The better modern jive and ceroc organisations out there are always active on their page. Whether it’s advertising their freestyles and classes, talking about offers, asking questions to encourage interaction, commenting on other people’s pages, and thanking people afterwards for coming, asking people for feedback at the same time. Get people to interact a couple of times, and you’ll be seen in their Facebook feeds. But don’t stalk people’s personal profiles unless you actually know them.
Have a blog or regularly updated news area on your websites
And learn about SEO to ensure you are at the top of search engines when people are searching for things to do in the local area.
Traditional advertising through print
Flyers still work if you reach targeted audiences in the right places. Obviously alongside a busk is a good option, but why not look at local arts centres and small theatres for advertising. Our local arts centre attracts lots of people who love dance, so getting your flyers into places like that and tourist information centres are also options.
There must be more ways we can keep encouraging more people to start dancing, get them hooked and continue to have new people to dance with on our own dance journey.
- I want to ensure that dance venues have the people there to dance with.
- I want venues to stay open and organisers to have the interest asking them to open more new venues.
- And I want more people to enjoy modern jive and ceroc.

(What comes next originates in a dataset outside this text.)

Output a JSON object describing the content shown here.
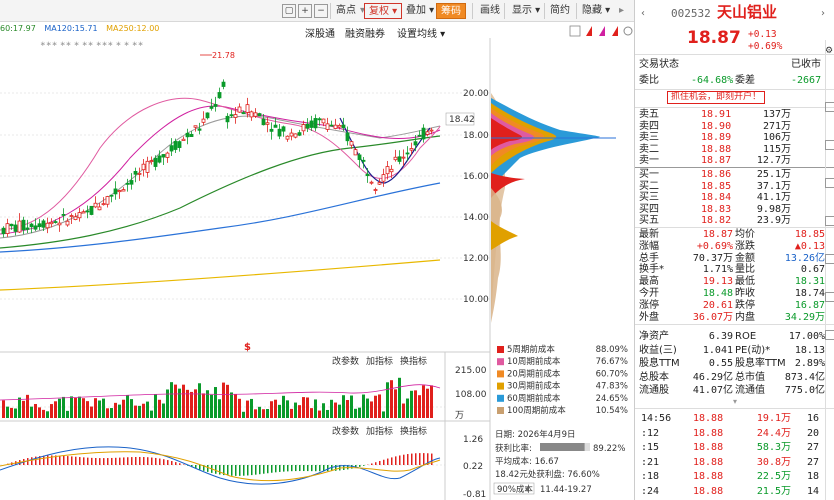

How did you come to modern jive? How would you like to be talked to by venue organisers? And do you have any ideas for encouraging new dancers in?